--- Dataset ---
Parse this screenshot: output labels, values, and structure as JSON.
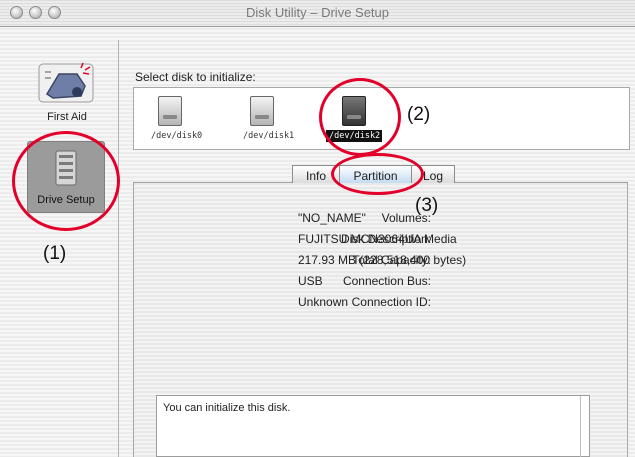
{
  "window": {
    "title": "Disk Utility – Drive Setup"
  },
  "sidebar": {
    "items": [
      {
        "label": "First Aid",
        "icon": "first-aid-icon"
      },
      {
        "label": "Drive Setup",
        "icon": "drive-setup-icon",
        "selected": true
      }
    ]
  },
  "disks": {
    "label": "Select disk to initialize:",
    "items": [
      {
        "name": "/dev/disk0"
      },
      {
        "name": "/dev/disk1"
      },
      {
        "name": "/dev/disk2",
        "selected": true
      }
    ]
  },
  "tabs": [
    {
      "label": "Info"
    },
    {
      "label": "Partition",
      "active": true
    },
    {
      "label": "Log"
    }
  ],
  "info": [
    {
      "key": "Volumes:",
      "value": "\"NO_NAME\""
    },
    {
      "key": "Disk Description:",
      "value": "FUJITSU MCN3064UA Media"
    },
    {
      "key": "Total Capacity:",
      "value": "217.93 MB (228,518,400 bytes)"
    },
    {
      "key": "Connection Bus:",
      "value": "USB"
    },
    {
      "key": "Connection ID:",
      "value": "Unknown"
    }
  ],
  "message": "You can initialize this disk.",
  "callouts": [
    {
      "label": "(1)"
    },
    {
      "label": "(2)"
    },
    {
      "label": "(3)"
    }
  ],
  "colors": {
    "callout": "#e2002a",
    "selection": "#111111",
    "active_tab": "#bcd6f0"
  }
}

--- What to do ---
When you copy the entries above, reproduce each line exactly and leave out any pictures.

--- Finished exercise ---
Parse this screenshot: output labels, values, and structure as JSON.
{
  "window": {
    "title": "Disk Utility – Drive Setup"
  },
  "sidebar": {
    "items": [
      {
        "label": "First Aid",
        "icon": "first-aid-icon"
      },
      {
        "label": "Drive Setup",
        "icon": "drive-setup-icon",
        "selected": true
      }
    ]
  },
  "disks": {
    "label": "Select disk to initialize:",
    "items": [
      {
        "name": "/dev/disk0"
      },
      {
        "name": "/dev/disk1"
      },
      {
        "name": "/dev/disk2",
        "selected": true
      }
    ]
  },
  "tabs": [
    {
      "label": "Info"
    },
    {
      "label": "Partition",
      "active": true
    },
    {
      "label": "Log"
    }
  ],
  "info": [
    {
      "key": "Volumes:",
      "value": "\"NO_NAME\""
    },
    {
      "key": "Disk Description:",
      "value": "FUJITSU MCN3064UA Media"
    },
    {
      "key": "Total Capacity:",
      "value": "217.93 MB (228,518,400 bytes)"
    },
    {
      "key": "Connection Bus:",
      "value": "USB"
    },
    {
      "key": "Connection ID:",
      "value": "Unknown"
    }
  ],
  "message": "You can initialize this disk.",
  "callouts": [
    {
      "label": "(1)"
    },
    {
      "label": "(2)"
    },
    {
      "label": "(3)"
    }
  ],
  "colors": {
    "callout": "#e2002a",
    "selection": "#111111",
    "active_tab": "#bcd6f0"
  }
}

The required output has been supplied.